Federal Reserve Fiscal Impact Tool (FIT)


 

The Federal Reserve Fiscal Impact Tool is designed to help local economic developers learn more about the local tax impacts of economic development projects. This Excel workbook provides defaults and simple assumptions, enabling the user to input specifications of a project and quickly ascertain the sales and property tax gains that will accrue to an area. To use the workbook, you will need a version of Excel which has Visual Basic installed (standard on most recent versions). This course uses the Minneapolis version of the workbook (it incorporates data from MI, MN, MT, ND, SD, and WI). You may obtain your own copy (free) of this workbook or workbooks for other regions from the Federal Reserve Board at http://www.federalreserve.gov/community.htm

 

In addition to performing an automated tax revenue assessment, FIT can be used for many data purposes. It contains information on all counties and independent cities in the Upper Midwest as well as all incorporated places in the region it covers. Historical city and county population estimates and county per capita income and labor force figures are provided. Also included is information for cities and counties from the 1997 Census of Retail Trade on the number of retail establishments, total retail sales, retail sales per capita and per dollar of income.

 

Note that the analysis by FIT represents a quick estimate of impact. This tool does not purport to have a high level of precision. It seeks to give only a rough picture. Greater detail can be obtained from a deeper review of the project parameters.

 

FIT consists of seven worksheets.
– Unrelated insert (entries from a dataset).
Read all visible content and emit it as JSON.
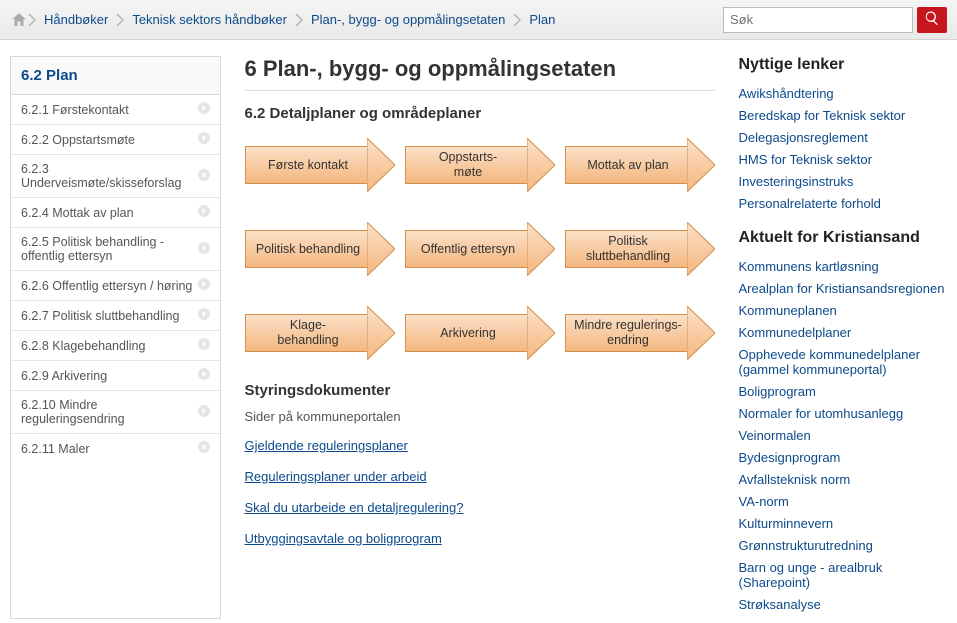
{
  "search": {
    "placeholder": "Søk"
  },
  "breadcrumbs": {
    "items": [
      {
        "label": "Håndbøker"
      },
      {
        "label": "Teknisk sektors håndbøker"
      },
      {
        "label": "Plan-, bygg- og oppmålingsetaten"
      },
      {
        "label": "Plan"
      }
    ]
  },
  "leftnav": {
    "header": "6.2 Plan",
    "items": [
      {
        "label": "6.2.1 Førstekontakt"
      },
      {
        "label": "6.2.2 Oppstartsmøte"
      },
      {
        "label": "6.2.3 Underveismøte/skisseforslag"
      },
      {
        "label": "6.2.4 Mottak av plan"
      },
      {
        "label": "6.2.5 Politisk behandling - offentlig ettersyn"
      },
      {
        "label": "6.2.6 Offentlig ettersyn / høring"
      },
      {
        "label": "6.2.7 Politisk sluttbehandling"
      },
      {
        "label": "6.2.8 Klagebehandling"
      },
      {
        "label": "6.2.9 Arkivering"
      },
      {
        "label": "6.2.10 Mindre reguleringsendring"
      },
      {
        "label": "6.2.11 Maler"
      }
    ]
  },
  "main": {
    "title": "6 Plan-, bygg- og oppmålingsetaten",
    "subtitle": "6.2 Detaljplaner og områdeplaner",
    "flow": [
      {
        "label": "Første kontakt"
      },
      {
        "label": "Oppstarts-\nmøte"
      },
      {
        "label": "Mottak av plan"
      },
      {
        "label": "Politisk behandling"
      },
      {
        "label": "Offentlig ettersyn"
      },
      {
        "label": "Politisk sluttbehandling"
      },
      {
        "label": "Klage-\nbehandling"
      },
      {
        "label": "Arkivering"
      },
      {
        "label": "Mindre regulerings-\nendring"
      }
    ],
    "docs_heading": "Styringsdokumenter",
    "docs_sub": "Sider på kommuneportalen",
    "doclinks": [
      {
        "label": "Gjeldende reguleringsplaner"
      },
      {
        "label": "Reguleringsplaner under arbeid"
      },
      {
        "label": "Skal du utarbeide en detaljregulering?"
      },
      {
        "label": "Utbyggingsavtale og boligprogram"
      }
    ]
  },
  "rightcol": {
    "heading1": "Nyttige lenker",
    "links1": [
      {
        "label": "Awikshåndtering"
      },
      {
        "label": "Beredskap for Teknisk sektor"
      },
      {
        "label": "Delegasjonsreglement"
      },
      {
        "label": "HMS for Teknisk sektor"
      },
      {
        "label": "Investeringsinstruks"
      },
      {
        "label": "Personalrelaterte forhold"
      }
    ],
    "heading2": "Aktuelt for Kristiansand",
    "links2": [
      {
        "label": "Kommunens kartløsning"
      },
      {
        "label": "Arealplan for Kristiansandsregionen"
      },
      {
        "label": "Kommuneplanen"
      },
      {
        "label": "Kommunedelplaner"
      },
      {
        "label": "Opphevede kommunedelplaner (gammel kommuneportal)"
      },
      {
        "label": "Boligprogram"
      },
      {
        "label": "Normaler for utomhusanlegg"
      },
      {
        "label": "Veinormalen"
      },
      {
        "label": "Bydesignprogram"
      },
      {
        "label": "Avfallsteknisk norm"
      },
      {
        "label": "VA-norm"
      },
      {
        "label": "Kulturminnevern"
      },
      {
        "label": "Grønnstrukturutredning"
      },
      {
        "label": "Barn og unge - arealbruk (Sharepoint)"
      },
      {
        "label": "Strøksanalyse"
      }
    ]
  }
}
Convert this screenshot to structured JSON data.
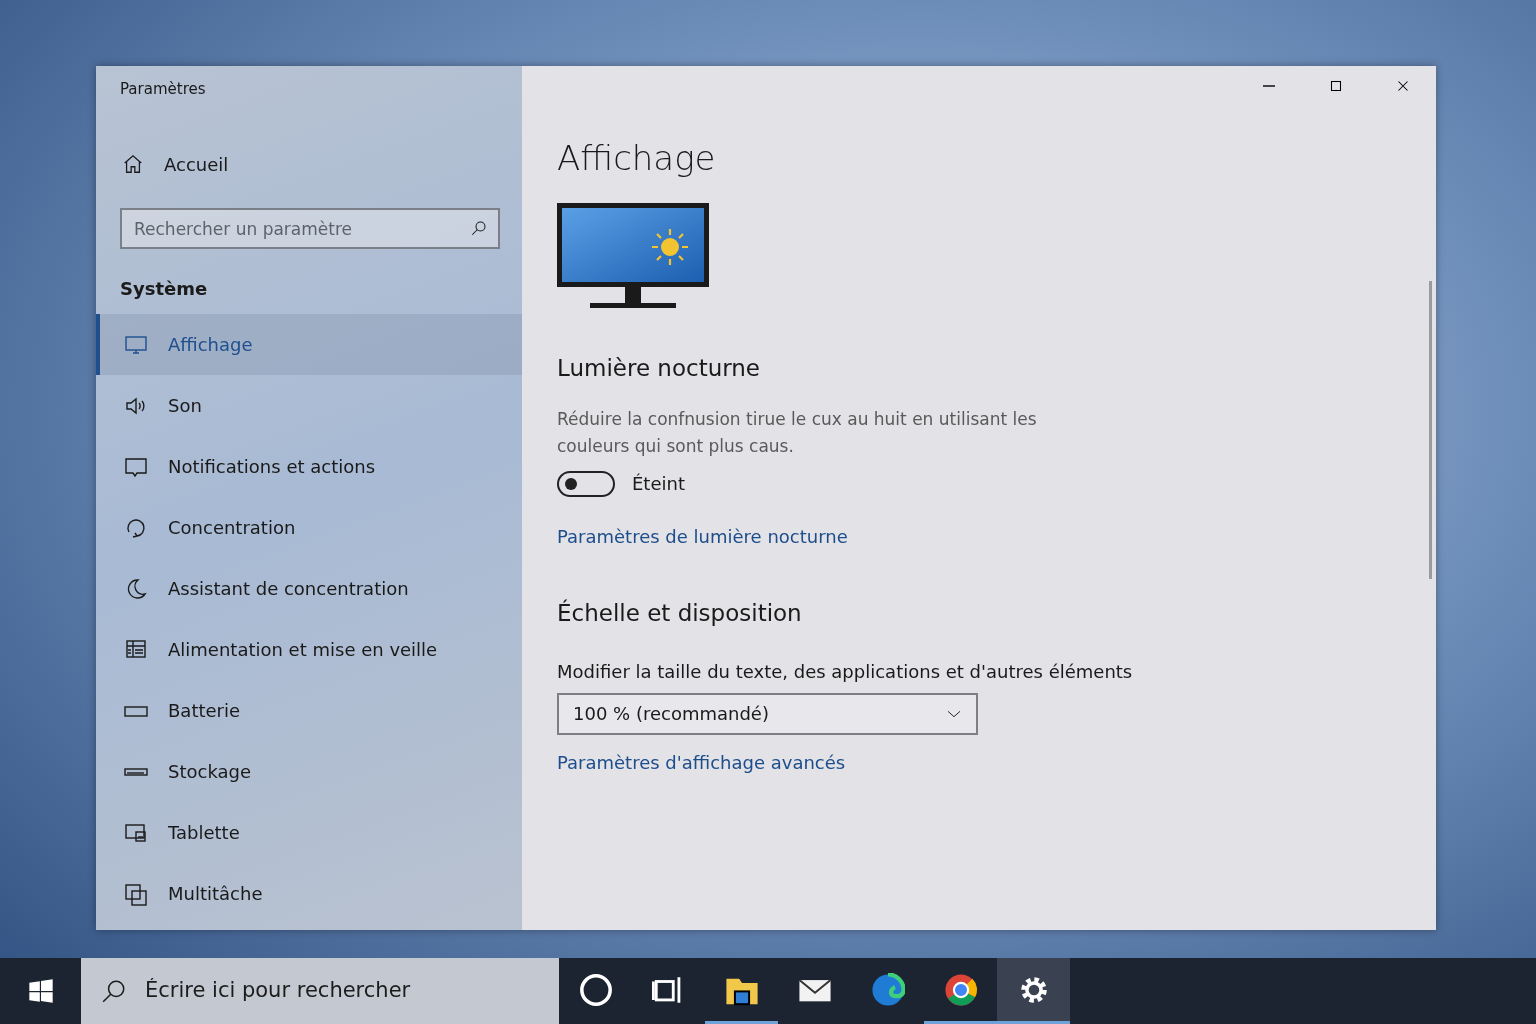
{
  "window": {
    "title": "Paramètres"
  },
  "sidebar": {
    "home": {
      "label": "Accueil"
    },
    "search": {
      "placeholder": "Rechercher un paramètre"
    },
    "section": "Système",
    "items": [
      {
        "label": "Affichage",
        "kind": "monitor",
        "selected": true
      },
      {
        "label": "Son",
        "kind": "speaker",
        "selected": false
      },
      {
        "label": "Notifications et actions",
        "kind": "message",
        "selected": false
      },
      {
        "label": "Concentration",
        "kind": "focus",
        "selected": false
      },
      {
        "label": "Assistant de concentration",
        "kind": "moon",
        "selected": false
      },
      {
        "label": "Alimentation et mise en veille",
        "kind": "power",
        "selected": false
      },
      {
        "label": "Batterie",
        "kind": "battery",
        "selected": false
      },
      {
        "label": "Stockage",
        "kind": "drive",
        "selected": false
      },
      {
        "label": "Tablette",
        "kind": "tablet",
        "selected": false
      },
      {
        "label": "Multitâche",
        "kind": "multitask",
        "selected": false
      }
    ]
  },
  "main": {
    "title": "Affichage",
    "night_light": {
      "heading": "Lumière nocturne",
      "description": "Réduire la confnusion tirue le cux au huit en utilisant les couleurs qui sont plus caus.",
      "toggle": {
        "on": false,
        "label": "Éteint"
      },
      "link": "Paramètres de lumière nocturne"
    },
    "scale": {
      "heading": "Échelle et disposition",
      "label": "Modifier la taille du texte, des applications et d'autres éléments",
      "dropdown": {
        "value": "100 % (recommandé)"
      },
      "link": "Paramètres d'affichage avancés"
    }
  },
  "taskbar": {
    "search": {
      "placeholder": "Écrire ici pour rechercher"
    },
    "apps": [
      {
        "kind": "cortana",
        "running": false,
        "selected": false
      },
      {
        "kind": "taskview",
        "running": false,
        "selected": false
      },
      {
        "kind": "folder",
        "running": true,
        "selected": false
      },
      {
        "kind": "mail",
        "running": false,
        "selected": false
      },
      {
        "kind": "edge",
        "running": false,
        "selected": false
      },
      {
        "kind": "chrome",
        "running": true,
        "selected": false
      },
      {
        "kind": "settings",
        "running": true,
        "selected": true
      }
    ]
  }
}
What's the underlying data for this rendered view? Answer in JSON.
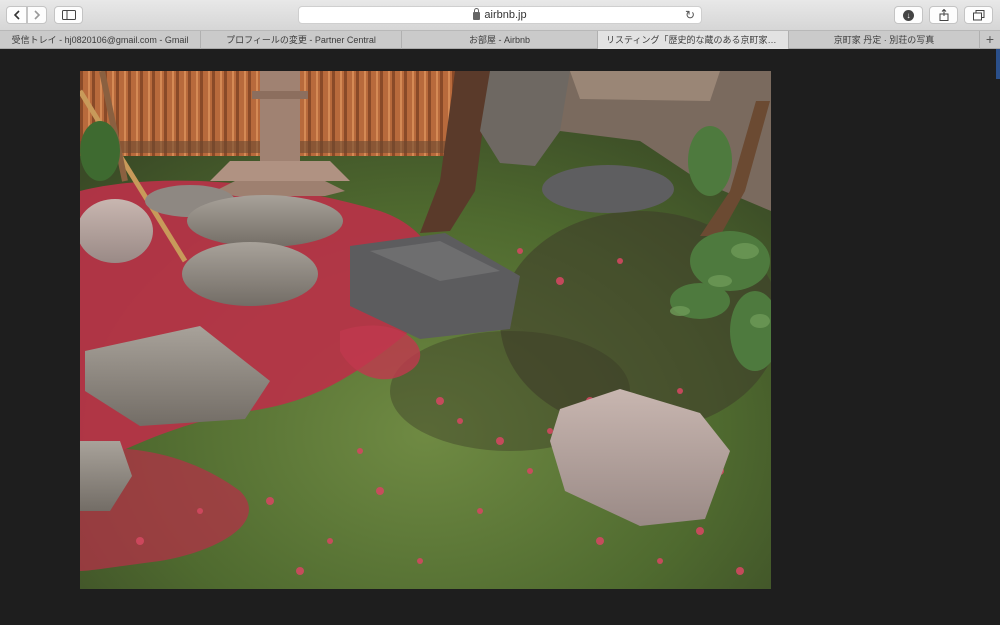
{
  "toolbar": {
    "url": "airbnb.jp",
    "back_icon": "chevron-left-icon",
    "forward_icon": "chevron-right-icon",
    "sidebar_icon": "sidebar-icon",
    "reload_icon": "reload-icon",
    "download_icon": "download-icon",
    "share_icon": "share-icon",
    "tabs_icon": "tabs-overview-icon"
  },
  "tabs": [
    {
      "label": "受信トレイ - hj0820106@gmail.com - Gmail",
      "width": 201
    },
    {
      "label": "プロフィールの変更 - Partner Central",
      "width": 201
    },
    {
      "label": "お部屋 - Airbnb",
      "width": 196
    },
    {
      "label": "リスティング「歴史的な蔵のある京町家「丹定…",
      "width": 191,
      "active": true
    },
    {
      "label": "京町家 丹定 · 別荘の写真",
      "width": 191
    }
  ],
  "new_tab_label": "+",
  "photo": {
    "subject": "Japanese garden with stepping stones and red maple leaves",
    "colors": {
      "moss": "#5f7a3a",
      "leaves": "#c23a4e",
      "stone": "#8a8580",
      "fence": "#b5683a"
    }
  }
}
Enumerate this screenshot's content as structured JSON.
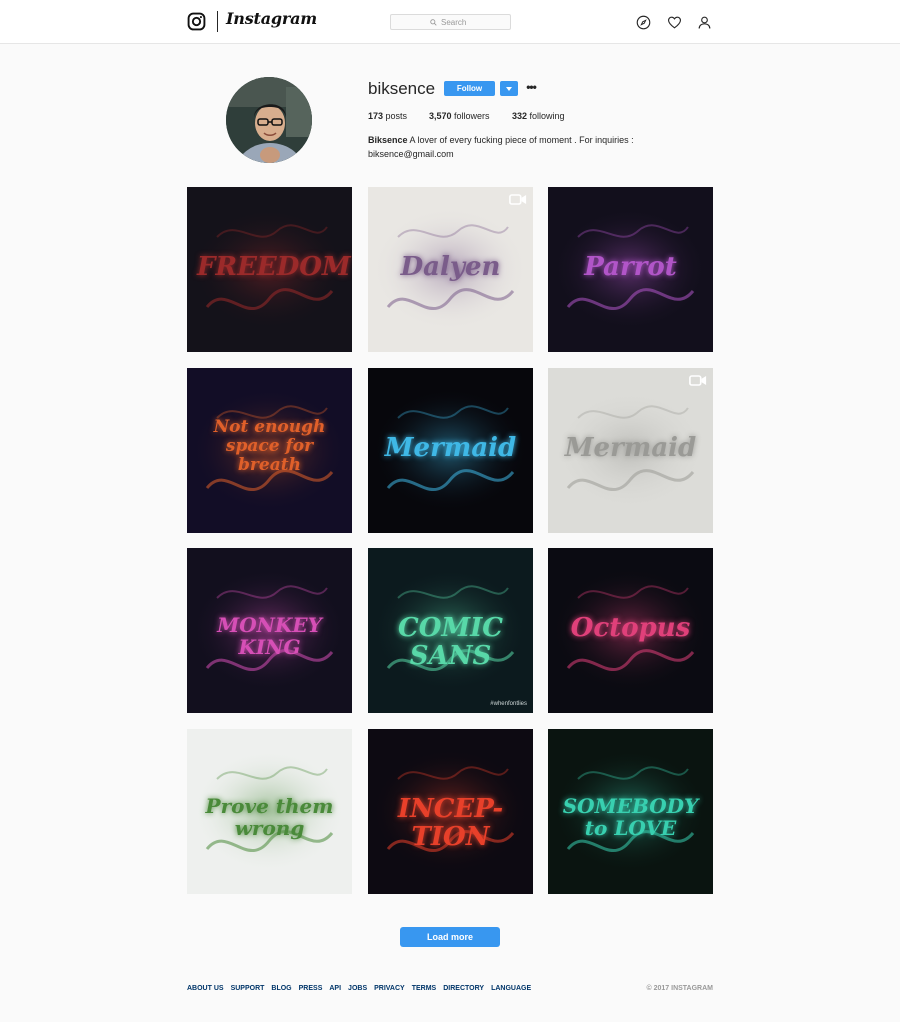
{
  "header": {
    "wordmark": "Instagram",
    "search_placeholder": "Search"
  },
  "profile": {
    "username": "biksence",
    "follow_label": "Follow",
    "more_label": "•••",
    "posts_count": "173",
    "posts_label": " posts",
    "followers_count": "3,570",
    "followers_label": " followers",
    "following_count": "332",
    "following_label": " following",
    "bio_name": "Biksence",
    "bio_text": " A lover of every fucking piece of moment . For inquiries :",
    "bio_email": "biksence@gmail.com"
  },
  "posts": [
    {
      "text": "FREEDOM",
      "bg": "#14121a",
      "color": "#9b2a2a",
      "video": false
    },
    {
      "text": "Dalyen",
      "bg": "#e9e7e3",
      "color": "#7a5c8a",
      "video": true
    },
    {
      "text": "Parrot",
      "bg": "#120f1c",
      "color": "#b155c8",
      "video": false
    },
    {
      "text": "Not enough space for breath",
      "bg": "#120d26",
      "color": "#e0602a",
      "video": false
    },
    {
      "text": "Mermaid",
      "bg": "#07070c",
      "color": "#3fb8e6",
      "video": false
    },
    {
      "text": "Mermaid",
      "bg": "#dcdcd8",
      "color": "#9a9a96",
      "video": true
    },
    {
      "text": "MONKEY KING",
      "bg": "#120f1e",
      "color": "#d64fb6",
      "video": false
    },
    {
      "text": "COMIC SANS",
      "bg": "#0c1a1e",
      "color": "#58d8a8",
      "video": false
    },
    {
      "text": "Octopus",
      "bg": "#0b0b12",
      "color": "#e0407a",
      "video": false
    },
    {
      "text": "Prove them wrong",
      "bg": "#eef0ee",
      "color": "#4a8a3a",
      "video": false
    },
    {
      "text": "INCEP-TION",
      "bg": "#0d0a12",
      "color": "#e8402a",
      "video": false
    },
    {
      "text": "SOMEBODY to LOVE",
      "bg": "#0a1410",
      "color": "#38d0b0",
      "video": false
    }
  ],
  "comic_tag": "#whenfontlies",
  "load_more_label": "Load more",
  "footer": {
    "links": [
      "ABOUT US",
      "SUPPORT",
      "BLOG",
      "PRESS",
      "API",
      "JOBS",
      "PRIVACY",
      "TERMS",
      "DIRECTORY",
      "LANGUAGE"
    ],
    "copyright": "© 2017 INSTAGRAM"
  },
  "colors": {
    "accent": "#3897f0",
    "link": "#003569"
  }
}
  • The user enters pertinent information in the Data Entry and Cost Module worksheets.
  • The tool's revenue-related results are presented in the Output worksheet.

There are four other worksheets which may be of interest for more advanced analysis.

  • The Cost Module worksheet produces a cost-benefit analysis.
  • The CountyData worksheet provides four pages of tables and charts related to the geographic area being evaluated.
  • The Summary worksheet contains a list of contents and re-presents all of the table and text summaries generated by FIT in a form readable by screen reader; the tables in this sheet are also formatted for easier cutting and pasting.
  • The RetailSales&Pop worksheet primarily contains population and retail sales data for cities. The user is unlikely to need to access this sheet.

 

In addition, there are two Word Documents, a Users Guide and Instructions for saving FIT scenarios in Excel. It is highly recommended that user refer to the Users Guide. Besides giving an overview of FIT and many step-by-step instructions, it discusses all data entry and default assumptions used in the tool. The guide also contains hyperlinks to make it easier to assemble some of the data.

 

  • FIT Excel Workbook (this is a very large file—7.5Mg—so you will probably want to download it from a fast Internet connection) (You will be prompted to “enable macros” and to accept the Federal Reserve Board’s agreement. Do both.)
  • Users Guide (42 pages) (When it opens, change the command window “Final Showing Markup” to “Final”)
  • Instructions for saving FIT scenarios in Excel

 


 

609

 

 

1996 A.J.Filipovitch
Revised 11 March 2005